[Data items]
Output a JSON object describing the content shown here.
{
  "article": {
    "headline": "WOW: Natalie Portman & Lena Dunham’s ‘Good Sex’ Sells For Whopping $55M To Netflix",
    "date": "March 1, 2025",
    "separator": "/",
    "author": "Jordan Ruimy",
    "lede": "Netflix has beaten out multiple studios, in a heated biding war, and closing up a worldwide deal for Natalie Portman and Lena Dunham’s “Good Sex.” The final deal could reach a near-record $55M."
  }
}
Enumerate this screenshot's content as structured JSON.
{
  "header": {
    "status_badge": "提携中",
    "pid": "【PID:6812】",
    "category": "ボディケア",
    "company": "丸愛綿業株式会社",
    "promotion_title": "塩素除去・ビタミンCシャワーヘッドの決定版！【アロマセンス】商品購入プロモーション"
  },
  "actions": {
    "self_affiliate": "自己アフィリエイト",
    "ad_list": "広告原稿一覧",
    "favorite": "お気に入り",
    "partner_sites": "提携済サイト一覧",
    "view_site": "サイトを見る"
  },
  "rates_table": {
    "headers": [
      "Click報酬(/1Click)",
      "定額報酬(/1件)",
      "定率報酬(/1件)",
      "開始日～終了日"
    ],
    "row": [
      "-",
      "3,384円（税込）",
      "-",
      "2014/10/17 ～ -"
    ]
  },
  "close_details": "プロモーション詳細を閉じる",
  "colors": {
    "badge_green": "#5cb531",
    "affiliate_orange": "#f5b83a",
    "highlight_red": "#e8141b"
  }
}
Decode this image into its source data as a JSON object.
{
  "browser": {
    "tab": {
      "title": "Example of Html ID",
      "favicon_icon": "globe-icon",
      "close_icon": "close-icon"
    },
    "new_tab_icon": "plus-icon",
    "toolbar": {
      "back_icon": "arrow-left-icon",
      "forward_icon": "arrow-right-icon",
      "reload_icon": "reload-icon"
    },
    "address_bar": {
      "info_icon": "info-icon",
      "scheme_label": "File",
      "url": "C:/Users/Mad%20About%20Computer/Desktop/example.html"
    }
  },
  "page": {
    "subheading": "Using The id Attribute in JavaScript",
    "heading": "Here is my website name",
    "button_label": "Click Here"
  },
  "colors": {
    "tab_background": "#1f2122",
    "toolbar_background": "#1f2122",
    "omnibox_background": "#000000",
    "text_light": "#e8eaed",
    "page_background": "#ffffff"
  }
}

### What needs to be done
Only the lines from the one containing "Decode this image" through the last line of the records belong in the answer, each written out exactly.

### Task solution
Decode this image into its source data as a JSON object.
{
  "browser": {
    "tab": {
      "title": "Example of Html ID",
      "favicon_icon": "globe-icon",
      "close_icon": "close-icon"
    },
    "new_tab_icon": "plus-icon",
    "toolbar": {
      "back_icon": "arrow-left-icon",
      "forward_icon": "arrow-right-icon",
      "reload_icon": "reload-icon"
    },
    "address_bar": {
      "info_icon": "info-icon",
      "scheme_label": "File",
      "url": "C:/Users/Mad%20About%20Computer/Desktop/example.html"
    }
  },
  "page": {
    "subheading": "Using The id Attribute in JavaScript",
    "heading": "Here is my website name",
    "button_label": "Click Here"
  },
  "colors": {
    "tab_background": "#1f2122",
    "toolbar_background": "#1f2122",
    "omnibox_background": "#000000",
    "text_light": "#e8eaed",
    "page_background": "#ffffff"
  }
}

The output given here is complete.